But mostly I want to write songs!
You’re a few months into your songwriting journey, any challenges so far?
The feeling of sheer terror mainly! I thought that managing this feeling in the months when I was preparing my grant application was hard, but the biggest challenge has been making a start once I’d been successful in applying and receiving the grant.
Grappling with a very loud, hugely judgmental inner critic telling me “you can’t do this” and “who do you think you are?” has been tough. I know deep down this critic is a defense mechanism, trying to protect my own emotions from the prospect failure or embarrassment. It also feels like a very bold move to call myself song writer but I’ve just decided to claim my right to do this anyway – Basically, my inner critic has been holding me back for too long, and needs to do one!
I’ve had several light bulb moments that have supported my change in mindset – For instance realising that when I’m walking, driving or in motion, that judgmental part of my brain is otherwise occupied, which allows me to sing, improvise and be more fluid in my creative process. Or when my colleague and song writer Helen Yeomans showed me a musical score from the early days of her song writing career with her name at the top… I imagined my name at the top of my first musical score and I made space for a new voice that said “you can do this” and “you are a songwriter”.
At first, I threw myself into the music theory side of song writing because that’s how you’re supposed to do it, right? I was once quite proficient at the flute and I can read music but when I sat down at a piano and tried to make my fingers work… they just didn’t. Nothing wanted to come out of me, and I found this really disheartening!
The big surprise came when I started trusting in my voice instead.
It makes perfect sense to me now, because it is my most accomplished and practised tool. My ears have heard it all and I’ve sung a lot of songs! I know from experience that when I let my voice flow freely there is no stopping my creative output. My voice is my instrument for song writing now.
Another surprise was suddenly writing a song after a rather painful ‘Mothering moment’ to do with my son. When I later shared that song with him it felt really important and cathartic.
What should we expect to see or hear from you next?
I’m very happy with the sounds that I’ve created so far, and with not feeling so embarrassed about what’s coming out of my mouth, but my ultimate goal is being able write songs that speak to a more universal, collective experience.
I want to show people that whatever their background they can access this creative process too – I want to bust myths all over the place!

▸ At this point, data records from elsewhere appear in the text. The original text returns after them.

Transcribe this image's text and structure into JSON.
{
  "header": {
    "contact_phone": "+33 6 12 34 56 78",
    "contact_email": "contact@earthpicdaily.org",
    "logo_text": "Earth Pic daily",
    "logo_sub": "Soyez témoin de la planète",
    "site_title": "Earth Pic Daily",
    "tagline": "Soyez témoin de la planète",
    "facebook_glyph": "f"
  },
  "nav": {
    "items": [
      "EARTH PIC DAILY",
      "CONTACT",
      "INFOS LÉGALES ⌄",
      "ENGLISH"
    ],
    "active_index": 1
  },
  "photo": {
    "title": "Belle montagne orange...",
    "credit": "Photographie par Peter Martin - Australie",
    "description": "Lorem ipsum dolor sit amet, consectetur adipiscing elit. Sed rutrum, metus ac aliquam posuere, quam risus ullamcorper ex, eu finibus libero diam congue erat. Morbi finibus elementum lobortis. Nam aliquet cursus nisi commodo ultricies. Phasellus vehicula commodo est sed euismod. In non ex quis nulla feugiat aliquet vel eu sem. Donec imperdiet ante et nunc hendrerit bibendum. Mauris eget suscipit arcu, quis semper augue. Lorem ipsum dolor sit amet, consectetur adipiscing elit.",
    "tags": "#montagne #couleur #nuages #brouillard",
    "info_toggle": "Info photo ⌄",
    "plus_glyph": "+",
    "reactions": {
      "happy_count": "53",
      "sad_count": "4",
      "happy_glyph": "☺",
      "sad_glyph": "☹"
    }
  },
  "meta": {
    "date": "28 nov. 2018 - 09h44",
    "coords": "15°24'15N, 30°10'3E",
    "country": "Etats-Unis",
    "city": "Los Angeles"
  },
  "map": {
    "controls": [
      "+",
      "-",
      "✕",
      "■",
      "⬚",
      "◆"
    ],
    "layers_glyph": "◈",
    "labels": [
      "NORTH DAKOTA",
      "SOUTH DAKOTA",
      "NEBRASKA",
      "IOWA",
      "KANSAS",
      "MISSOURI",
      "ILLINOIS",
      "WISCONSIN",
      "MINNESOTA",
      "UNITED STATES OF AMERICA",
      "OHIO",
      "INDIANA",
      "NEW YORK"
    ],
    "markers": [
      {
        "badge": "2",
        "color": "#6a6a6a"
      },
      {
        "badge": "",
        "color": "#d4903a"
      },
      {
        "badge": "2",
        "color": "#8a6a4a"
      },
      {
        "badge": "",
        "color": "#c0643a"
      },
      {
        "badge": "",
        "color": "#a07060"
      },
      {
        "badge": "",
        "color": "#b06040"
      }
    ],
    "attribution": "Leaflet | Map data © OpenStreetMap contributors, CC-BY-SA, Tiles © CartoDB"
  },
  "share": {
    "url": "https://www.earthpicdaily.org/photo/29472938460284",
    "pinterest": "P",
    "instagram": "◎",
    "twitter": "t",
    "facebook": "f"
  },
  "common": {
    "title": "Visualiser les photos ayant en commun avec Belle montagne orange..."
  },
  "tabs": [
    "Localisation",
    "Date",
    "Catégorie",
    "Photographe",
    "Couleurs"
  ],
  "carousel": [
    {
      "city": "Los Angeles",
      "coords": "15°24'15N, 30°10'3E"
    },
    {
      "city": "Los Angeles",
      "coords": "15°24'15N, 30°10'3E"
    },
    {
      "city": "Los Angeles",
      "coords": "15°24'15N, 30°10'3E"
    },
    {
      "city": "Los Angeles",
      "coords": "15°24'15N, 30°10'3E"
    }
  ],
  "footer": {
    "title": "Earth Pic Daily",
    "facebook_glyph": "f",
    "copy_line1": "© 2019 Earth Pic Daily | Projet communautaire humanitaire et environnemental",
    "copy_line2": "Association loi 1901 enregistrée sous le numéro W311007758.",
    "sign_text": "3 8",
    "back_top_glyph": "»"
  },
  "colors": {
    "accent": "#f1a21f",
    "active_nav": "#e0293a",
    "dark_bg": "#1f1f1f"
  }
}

I want to write songs about things that don’t get sung about: the slightly more challenging aspects of life, songs with some value that provide light and good in challenging times. But in doing so I’ aware that things might get a bit messy for me, because I’m reaching into deeply personal feelings related to trauma and tragedy, as well as joy.
This process will be transformative and it’s already the engine that’s pulling the rest of my life forward; I feel energised by having access to this sort of creative expression, and I’m looking forward to sharing more of my journey with you all!
How can people follow your progress?
Watch my VLOG series where I talk in depth about what’s happening for me in the moment, and I share my arrangements and songs: